RECORDS PROVIDED ->

╔══

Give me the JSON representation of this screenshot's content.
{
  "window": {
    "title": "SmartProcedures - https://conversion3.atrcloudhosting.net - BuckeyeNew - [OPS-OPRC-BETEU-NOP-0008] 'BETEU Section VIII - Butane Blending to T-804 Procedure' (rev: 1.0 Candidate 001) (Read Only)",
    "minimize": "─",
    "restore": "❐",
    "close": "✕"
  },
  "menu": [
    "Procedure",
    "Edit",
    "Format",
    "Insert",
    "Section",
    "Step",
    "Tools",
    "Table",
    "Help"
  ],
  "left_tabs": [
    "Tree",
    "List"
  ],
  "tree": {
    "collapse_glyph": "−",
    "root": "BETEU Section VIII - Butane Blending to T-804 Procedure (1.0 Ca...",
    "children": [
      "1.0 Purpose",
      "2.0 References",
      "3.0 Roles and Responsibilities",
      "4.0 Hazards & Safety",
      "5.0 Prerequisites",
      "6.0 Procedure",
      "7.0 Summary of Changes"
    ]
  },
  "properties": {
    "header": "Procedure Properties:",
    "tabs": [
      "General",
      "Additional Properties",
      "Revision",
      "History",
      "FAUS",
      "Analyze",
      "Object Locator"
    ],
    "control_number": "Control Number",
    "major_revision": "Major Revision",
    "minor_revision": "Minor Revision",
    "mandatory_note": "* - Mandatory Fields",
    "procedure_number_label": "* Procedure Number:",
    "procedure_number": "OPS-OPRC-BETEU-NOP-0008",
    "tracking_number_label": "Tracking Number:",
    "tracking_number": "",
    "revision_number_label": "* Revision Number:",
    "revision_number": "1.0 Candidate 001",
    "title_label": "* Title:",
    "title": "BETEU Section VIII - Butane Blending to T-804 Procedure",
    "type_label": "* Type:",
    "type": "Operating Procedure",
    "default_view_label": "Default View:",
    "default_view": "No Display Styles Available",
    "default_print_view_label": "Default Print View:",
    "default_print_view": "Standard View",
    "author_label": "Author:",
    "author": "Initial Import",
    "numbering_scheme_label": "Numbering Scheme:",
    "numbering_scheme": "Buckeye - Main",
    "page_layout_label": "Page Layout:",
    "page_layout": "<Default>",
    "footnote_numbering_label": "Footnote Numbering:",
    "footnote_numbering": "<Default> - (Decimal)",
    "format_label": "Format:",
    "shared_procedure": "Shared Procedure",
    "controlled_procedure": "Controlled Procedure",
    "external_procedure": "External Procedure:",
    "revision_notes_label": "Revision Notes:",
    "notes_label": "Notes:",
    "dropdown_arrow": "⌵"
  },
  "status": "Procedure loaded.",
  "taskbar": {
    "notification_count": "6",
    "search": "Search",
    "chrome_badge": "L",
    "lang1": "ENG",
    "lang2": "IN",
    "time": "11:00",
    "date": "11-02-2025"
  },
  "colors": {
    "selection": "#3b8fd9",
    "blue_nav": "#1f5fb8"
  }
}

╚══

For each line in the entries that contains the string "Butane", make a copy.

OUTPUT FOR THIS EXERCISE ->
    "title": "SmartProcedures - https://conversion3.atrcloudhosting.net - BuckeyeNew - [OPS-OPRC-BETEU-NOP-0008] 'BETEU Section VIII - Butane Blending to T-804 Procedure' (rev: 1.0 Candidate 001) (Read Only)",
    "root": "BETEU Section VIII - Butane Blending to T-804 Procedure (1.0 Ca...",
    "title": "BETEU Section VIII - Butane Blending to T-804 Procedure",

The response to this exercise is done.